Tech stocks drove the Nasdaq to a record high, but mixed economic data and earnings pressured the markets. Fred Katayama reports.

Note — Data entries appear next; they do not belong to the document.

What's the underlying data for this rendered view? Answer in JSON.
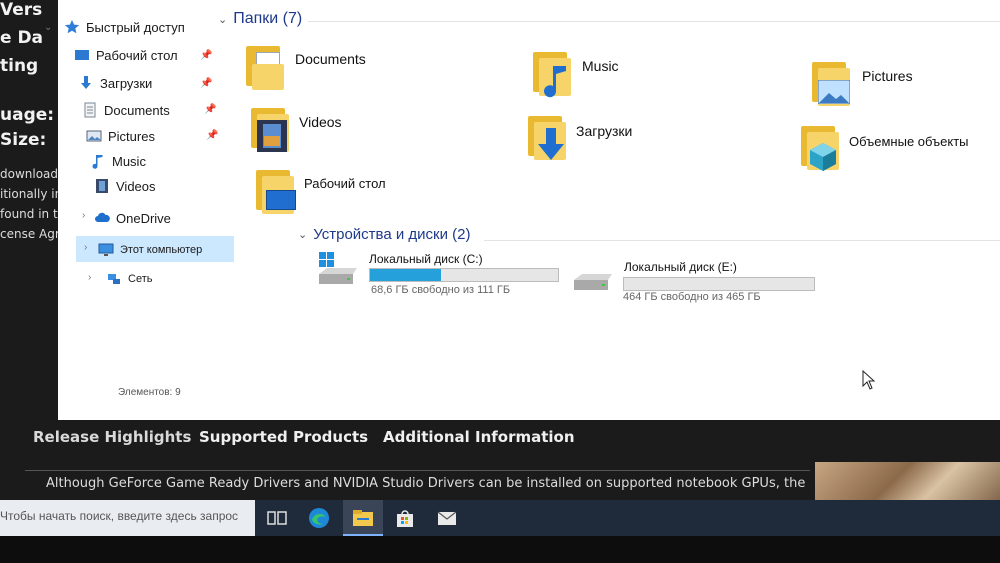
{
  "background_page": {
    "left_fragments": [
      "Vers",
      "e Da",
      "ting",
      "uage:",
      "Size:",
      "download",
      "itionally ins",
      "found in the",
      "cense Agreem"
    ],
    "tabs": [
      {
        "label": "Release Highlights",
        "color": "#d9d9d9"
      },
      {
        "label": "Supported Products",
        "color": "#f0f0f0"
      },
      {
        "label": "Additional Information",
        "color": "#f0f0f0"
      }
    ],
    "body_text": "Although GeForce Game Ready Drivers and NVIDIA Studio Drivers can be installed on supported notebook GPUs, the"
  },
  "sidebar": {
    "items": [
      {
        "label": "Быстрый доступ",
        "icon": "star-icon"
      },
      {
        "label": "Рабочий стол",
        "icon": "desktop-icon",
        "pinned": true
      },
      {
        "label": "Загрузки",
        "icon": "download-arrow-icon",
        "pinned": true
      },
      {
        "label": "Documents",
        "icon": "document-icon",
        "pinned": true
      },
      {
        "label": "Pictures",
        "icon": "picture-icon",
        "pinned": true
      },
      {
        "label": "Music",
        "icon": "music-note-icon"
      },
      {
        "label": "Videos",
        "icon": "film-icon"
      },
      {
        "label": "OneDrive",
        "icon": "cloud-icon"
      },
      {
        "label": "Этот компьютер",
        "icon": "computer-icon",
        "selected": true
      },
      {
        "label": "Сеть",
        "icon": "network-icon"
      }
    ]
  },
  "status": {
    "items_count": "Элементов: 9"
  },
  "folders_group": {
    "title": "Папки (7)",
    "folders": [
      {
        "label": "Documents",
        "icon": "documents-folder-icon"
      },
      {
        "label": "Music",
        "icon": "music-folder-icon"
      },
      {
        "label": "Pictures",
        "icon": "pictures-folder-icon"
      },
      {
        "label": "Videos",
        "icon": "videos-folder-icon"
      },
      {
        "label": "Загрузки",
        "icon": "downloads-folder-icon"
      },
      {
        "label": "Объемные объекты",
        "icon": "3d-objects-folder-icon"
      },
      {
        "label": "Рабочий стол",
        "icon": "desktop-folder-icon"
      }
    ]
  },
  "devices_group": {
    "title": "Устройства и диски (2)",
    "drives": [
      {
        "name": "Локальный диск (C:)",
        "free_text": "68,6 ГБ свободно из 111 ГБ",
        "used_fraction": 0.38,
        "icon": "windows-drive-icon"
      },
      {
        "name": "Локальный диск (E:)",
        "free_text": "464 ГБ свободно из 465 ГБ",
        "used_fraction": 0.0,
        "icon": "hard-drive-icon"
      }
    ]
  },
  "taskbar": {
    "search_placeholder": "Чтобы начать поиск, введите здесь запрос",
    "icons": [
      "task-view-icon",
      "edge-icon",
      "file-explorer-icon",
      "store-icon",
      "mail-icon"
    ]
  },
  "colors": {
    "accent": "#26a0da",
    "selection": "#cce8ff",
    "group_header": "#1e3a8a",
    "taskbar": "#1f2a3a"
  }
}
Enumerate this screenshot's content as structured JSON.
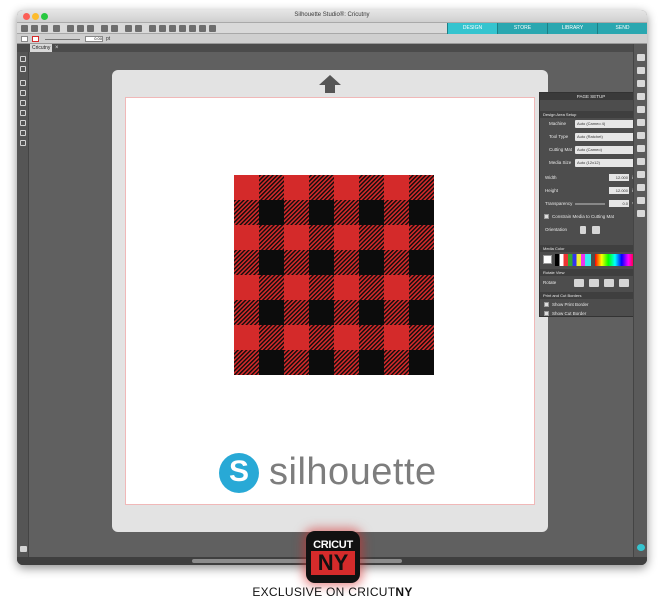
{
  "window": {
    "title": "Silhouette Studio®: Cricutny"
  },
  "nav": {
    "tabs": [
      "DESIGN",
      "STORE",
      "LIBRARY",
      "SEND"
    ],
    "active": "DESIGN"
  },
  "toolbar2": {
    "line_value": "0.00",
    "line_unit": "pt"
  },
  "doc_tab": {
    "label": "Cricutny"
  },
  "panel": {
    "title": "PAGE SETUP",
    "section_design": "Design Area Setup",
    "machine_label": "Machine",
    "machine_value": "Auto (Cameo 4)",
    "tool_label": "Tool Type",
    "tool_value": "Auto (Ratchet)",
    "cutting_mat_label": "Cutting Mat",
    "cutting_mat_value": "Auto (Cameo)",
    "media_size_label": "Media Size",
    "media_size_value": "Auto (12x12)",
    "width_label": "Width",
    "width_value": "12.000",
    "width_unit": "in",
    "height_label": "Height",
    "height_value": "12.000",
    "height_unit": "in",
    "transparency_label": "Transparency",
    "transparency_value": "0.0",
    "transparency_unit": "%",
    "constrain_label": "Constrain Media to Cutting Mat",
    "orientation_label": "Orientation",
    "media_color_label": "Media Color",
    "rotate_view_label": "Rotate View",
    "rotate_label": "Rotate",
    "print_cut_label": "Print and Cut Borders",
    "show_print_border": "Show Print Border",
    "show_cut_border": "Show Cut Border"
  },
  "logo": {
    "text": "silhouette",
    "mark": "S"
  },
  "badge": {
    "top": "CRICUT",
    "bottom": "NY"
  },
  "caption": {
    "prefix": "EXCLUSIVE ON CRICUT",
    "suffix": "NY"
  },
  "colors": {
    "plaid_red": "#d42a2a",
    "plaid_black": "#0c0c0c",
    "accent_teal": "#2aa7b0",
    "logo_blue": "#28a9d6"
  }
}
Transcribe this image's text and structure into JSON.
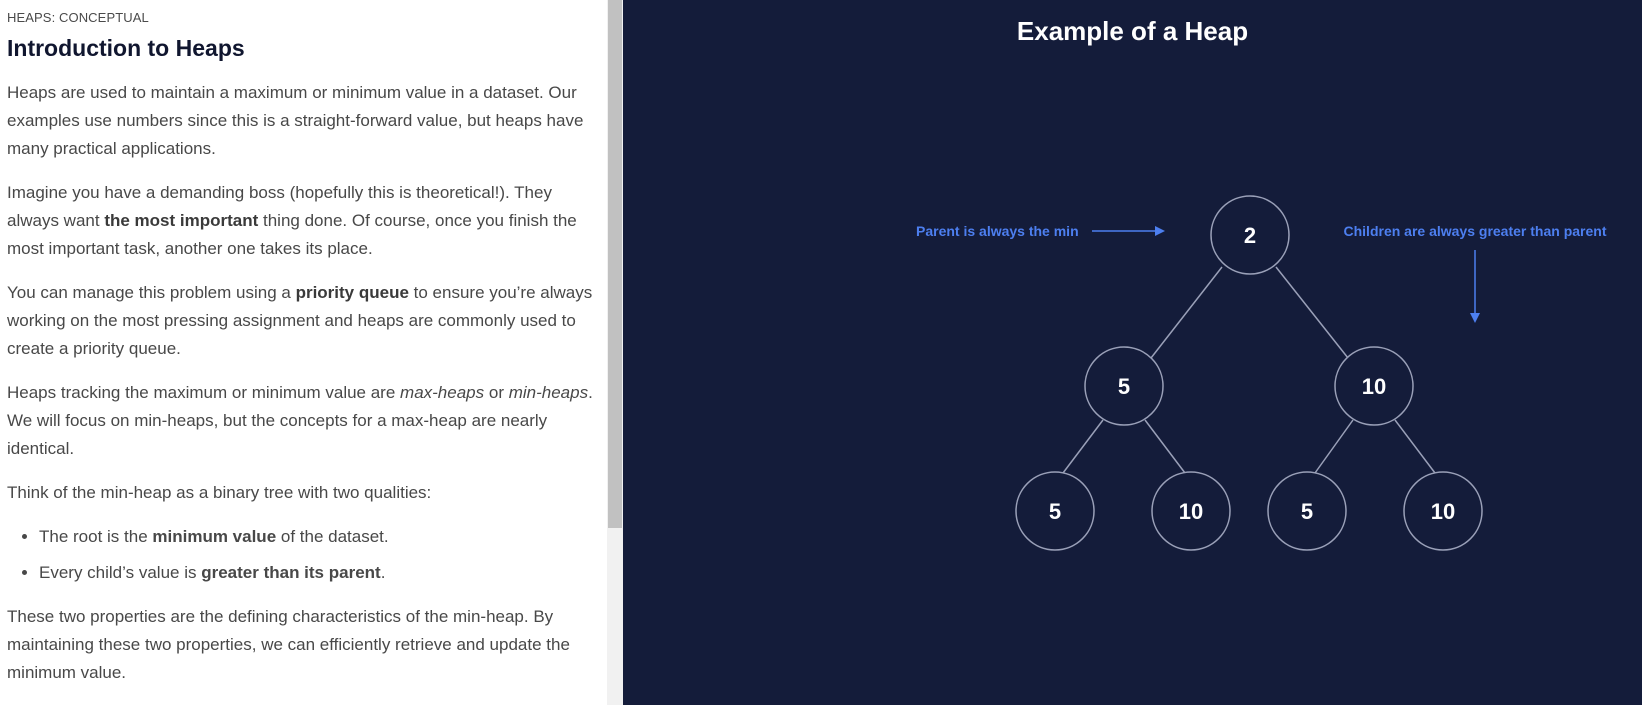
{
  "lesson": {
    "eyebrow": "HEAPS: CONCEPTUAL",
    "title": "Introduction to Heaps",
    "p1": "Heaps are used to maintain a maximum or minimum value in a dataset. Our examples use numbers since this is a straight-forward value, but heaps have many practical applications.",
    "p2_a": "Imagine you have a demanding boss (hopefully this is theoretical!). They always want ",
    "p2_b": "the most important",
    "p2_c": " thing done. Of course, once you finish the most important task, another one takes its place.",
    "p3_a": "You can manage this problem using a ",
    "p3_b": "priority queue",
    "p3_c": " to ensure you’re always working on the most pressing assignment and heaps are commonly used to create a priority queue.",
    "p4_a": "Heaps tracking the maximum or minimum value are ",
    "p4_b": "max-heaps",
    "p4_c": " or ",
    "p4_d": "min-heaps",
    "p4_e": ". We will focus on min-heaps, but the concepts for a max-heap are nearly identical.",
    "p5": "Think of the min-heap as a binary tree with two qualities:",
    "b1_a": "The root is the ",
    "b1_b": "minimum value",
    "b1_c": " of the dataset.",
    "b2_a": "Every child’s value is ",
    "b2_b": "greater than its parent",
    "b2_c": ".",
    "p6": "These two properties are the defining characteristics of the min-heap. By maintaining these two properties, we can efficiently retrieve and update the minimum value."
  },
  "diagram": {
    "title": "Example of a Heap",
    "annotation_left": "Parent is always the min",
    "annotation_right": "Children are always greater than parent",
    "nodes": {
      "root": "2",
      "left": "5",
      "right": "10",
      "left_left": "5",
      "left_right": "10",
      "right_left": "5",
      "right_right": "10"
    },
    "colors": {
      "background": "#141c3a",
      "node_stroke": "#9aa0b8",
      "annotation": "#4d7ff0"
    }
  }
}
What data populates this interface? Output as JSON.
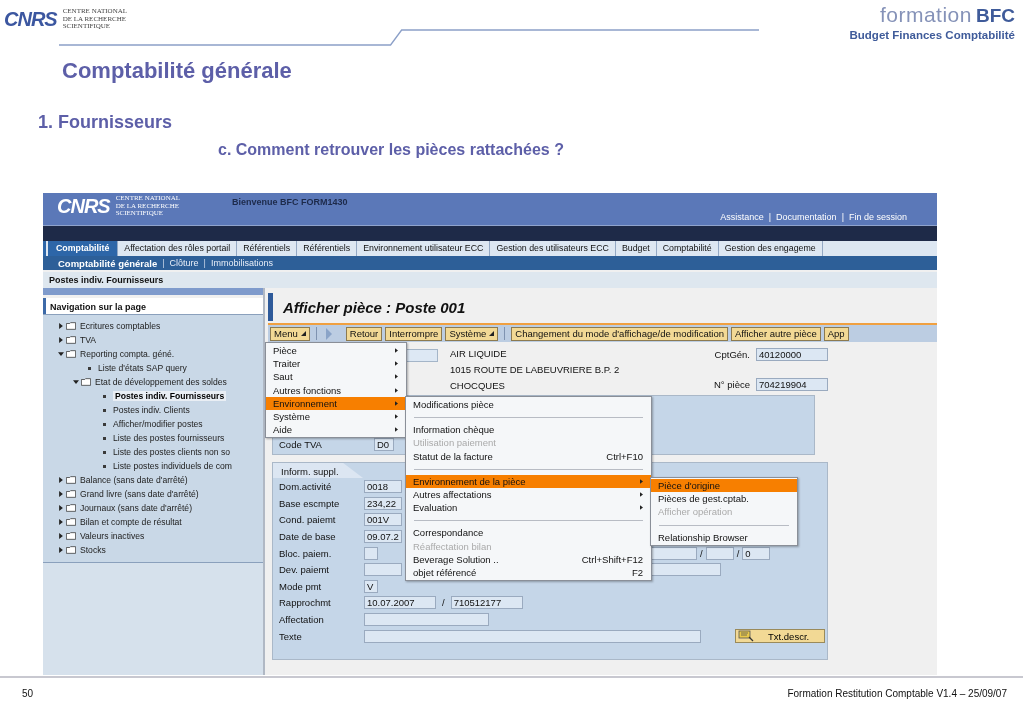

Mixed earnings and economic data pushed Wall Street lower. But gains in technology stocks drove the Nasdaq to a record high. Vespula Capital's Jeff Tomasulo. SOUNDBITE: JEFF TOMASULO, CEO, VESPULA CAPITAL, (ENGLISH) SAYING: "We've been in a range I would say the last three months. We haven't really moved at all. So when we look at the markets, we're saying to ourselves, well what is going to be the catalyst that will drive this market higher. And right, now, we can't see any." Home Depot bucking the trend in retail. Shares shot higher after the home improvement retailer's rising quarterly profit and same-store sales handily beat estimates. Office supply store chain Staples tumbled. Its comparable-store sales fell. Shares of the parent of T.J. Maxx and Marshalls also fell. TJX posted its slowest same-store sales growth in more than 10 quarters. Ford shares dipped. A source says the automaker will cut 10 percent of its salaried workforce in North America and Asia. Pfizer's shares retreated after Citigroup cut their rating to "sell" from "neutral." It says the Justice Department's ongoing probes could impede industry returns. In economics news, U.S. housing starts unexpectedly dropped in April. That data sent Treasury yields lower. But factory production surged by the most in three years. That bolsters the view that economic growth picked up in the second quarter despite the setback in homebuilding. In Europe, Vodafone's positive outlook drove the FTSE 100 to a record high. But most markets ended flat.